This study seeks to determine the value and use of contemporary ruins in the centre of Gosford, a regional city of New South Wales, Australia, where aspirations to progress are offset by stories and physical traces of abandonment and decay produced as a consequence of urban decline. In Gosford, local public sentiment typically positions decay as hindrance to progress, and representative of broader perceptions of the city’s stagnation. Yet these dilapidated structures are spaces of unconventional and transient historical significance. The condemned buildings occupy an uneasy space between commercial or civic functions, and rejuvenation or demolition, and are frequented by urban explorers, street artists and the city’s youth. This study will form the groundwork for an interactive audio geography tour in the public sphere.

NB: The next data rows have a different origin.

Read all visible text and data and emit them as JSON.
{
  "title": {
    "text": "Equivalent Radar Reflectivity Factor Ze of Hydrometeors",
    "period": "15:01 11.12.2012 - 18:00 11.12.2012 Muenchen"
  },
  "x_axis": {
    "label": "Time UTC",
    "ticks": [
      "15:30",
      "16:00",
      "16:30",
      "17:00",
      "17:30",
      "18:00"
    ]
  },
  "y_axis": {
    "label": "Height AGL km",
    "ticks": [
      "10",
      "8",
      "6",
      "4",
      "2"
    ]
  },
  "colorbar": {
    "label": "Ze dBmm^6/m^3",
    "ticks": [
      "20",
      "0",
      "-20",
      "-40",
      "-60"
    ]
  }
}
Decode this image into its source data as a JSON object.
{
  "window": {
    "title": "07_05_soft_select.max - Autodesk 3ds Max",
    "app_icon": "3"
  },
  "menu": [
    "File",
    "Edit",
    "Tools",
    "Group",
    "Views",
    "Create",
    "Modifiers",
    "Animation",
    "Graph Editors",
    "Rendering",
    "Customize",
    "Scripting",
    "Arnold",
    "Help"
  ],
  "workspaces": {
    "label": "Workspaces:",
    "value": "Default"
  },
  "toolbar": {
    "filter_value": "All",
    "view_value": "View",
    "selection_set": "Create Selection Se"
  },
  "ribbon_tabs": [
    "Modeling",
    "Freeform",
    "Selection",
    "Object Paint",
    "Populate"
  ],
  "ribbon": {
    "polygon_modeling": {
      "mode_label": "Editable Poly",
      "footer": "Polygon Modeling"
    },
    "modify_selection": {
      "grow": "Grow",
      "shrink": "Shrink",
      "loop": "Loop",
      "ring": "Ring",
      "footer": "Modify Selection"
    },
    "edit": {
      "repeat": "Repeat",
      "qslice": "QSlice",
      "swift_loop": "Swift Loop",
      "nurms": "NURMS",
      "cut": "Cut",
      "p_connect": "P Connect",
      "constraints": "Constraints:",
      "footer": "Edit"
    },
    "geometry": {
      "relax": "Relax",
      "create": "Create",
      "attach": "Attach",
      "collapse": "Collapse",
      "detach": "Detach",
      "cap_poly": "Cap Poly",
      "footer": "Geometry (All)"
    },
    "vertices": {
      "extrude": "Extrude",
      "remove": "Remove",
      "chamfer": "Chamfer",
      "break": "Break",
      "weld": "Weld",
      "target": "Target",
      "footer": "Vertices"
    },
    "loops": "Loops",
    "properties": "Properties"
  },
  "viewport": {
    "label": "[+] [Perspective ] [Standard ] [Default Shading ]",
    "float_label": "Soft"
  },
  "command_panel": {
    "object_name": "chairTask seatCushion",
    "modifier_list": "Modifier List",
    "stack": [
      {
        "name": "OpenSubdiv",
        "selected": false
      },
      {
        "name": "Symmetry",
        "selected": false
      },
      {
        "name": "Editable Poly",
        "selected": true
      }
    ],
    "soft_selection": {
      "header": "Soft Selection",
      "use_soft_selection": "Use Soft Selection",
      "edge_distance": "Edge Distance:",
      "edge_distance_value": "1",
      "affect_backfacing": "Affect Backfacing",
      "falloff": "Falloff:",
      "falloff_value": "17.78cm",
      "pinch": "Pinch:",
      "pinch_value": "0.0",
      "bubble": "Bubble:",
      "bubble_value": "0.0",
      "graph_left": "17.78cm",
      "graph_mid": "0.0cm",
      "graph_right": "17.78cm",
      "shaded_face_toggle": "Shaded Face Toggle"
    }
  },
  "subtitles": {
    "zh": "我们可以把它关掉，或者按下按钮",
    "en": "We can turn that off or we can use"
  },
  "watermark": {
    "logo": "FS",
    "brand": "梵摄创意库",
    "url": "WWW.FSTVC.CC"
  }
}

Bitte loggen Sie sich ein, um Zugang zu diesem Inhalt zu erhalten
Perrie Ballantyne, “Unsettled Country: Reading the Australian Ghost Town,” Journal of Australian Studies 25 (2001): 33–38; Ruth Barton, “‘Good Riddance to the Stinkin’ Place’: Deindustrialisation and Memory at Associated Pulp and Paper Mills in Burnie, Tasmania,” Labour History no. 109 (2015): 149–167.
Andrew Moore and Philip Levine, Detroit Disassembled (Akron, OH: Akron Art Museum, 2010); Dan Austin, Lost Detroit: Stories Behind the Motor City’s Majestic Ruins (Charleston, SC: History Press, 2010); Cheri Gay, Lost Detroit (London: Pavilion Books, 2013).
For a recent collection of case studies in Europe and the United States, see: Heike Oevermann and Harald A. Mieg, eds., Industrial Heritage Sites in Transformation: Clash of Discourses (New York: Routledge, 2014); Carrie Mott and Susan M. Roberts, “Not Everyone Has (the) Balls: Urban Exploration and the Persistence of Masculinist Geography,” Antipode 46 (2014): 229–245.
Lyndall Ryan, “Shopping Malls Country: Reading the Central Coast of New South Wales,” Journal of Australian Studies 86 (2006): 153; Kari Tanttari, “The Historical Development of Gosford” (Bachelor of Town Planning Thesis, University of New South Wales, 1976), 142.
See, for example, Gosford City Council, Our Vision for the Future: Report One of City Management Plan, Gosford City Council Strategic Plan, 1999–2004 (Gosford, 1999); Our City, Our Destiny: Gosford City Centre Masterplan (Gosford, 2008), http://www.rdacc.org.au/gosford_city_centre_masterplan. NB: the latter report was developed with the participation of the SolaGracia Property Group (Spurbest) which soon after sold its Gosford holdings.
“Building standard was high: Stuart Bros., Pty Ltd., one of Sydney’s leading builders has maintained its high standard of workmanship in major building construction in the new £147,000 Waltons Store at Gosford,” Gosford Star, February 10, 1965, 14; “Public Response Overwhelming,” Gosford Star, February 17, 1965, 11.
Jane Dixon and Bronwyn Isaacs, “There’s Certainly a Lot of Hurting Out There: Navigating the Trolley of Progress Down the Supermarket Aisle,” Agriculture & Human Values 30 (2013): 283–297; Jo-Anne Everingham, Verónica Devenin, and Nina Collins, “‘The Beast Doesn’t Stop’: The Resource Boom and Changes in the Social Space of the Darling Downs,” Rural Society 24 (2015): 42–64.
A 2008 council report found Gosford’s “CBD streets generally do not provide a welcoming environment for customers and visitors,” stressing the vacancies on the main street contribute to an “environment which is not overly active, particularly at night.” Gosford City Council, Our City, Our Destiny, 112.
Sarah Rojon, “Postindustrial Imagery and Digital Networks: Towards New Modes of Urban Preservation?” Future Anterior: Journal of Historic Preservation History Theory & Criticism 11 (2014): 85–98; Kyler Zeleny, “Amateur Archives: The Uses of Public and Private Archives in a Digital World,” The International Journal of the Image 7 (2016): 33–44.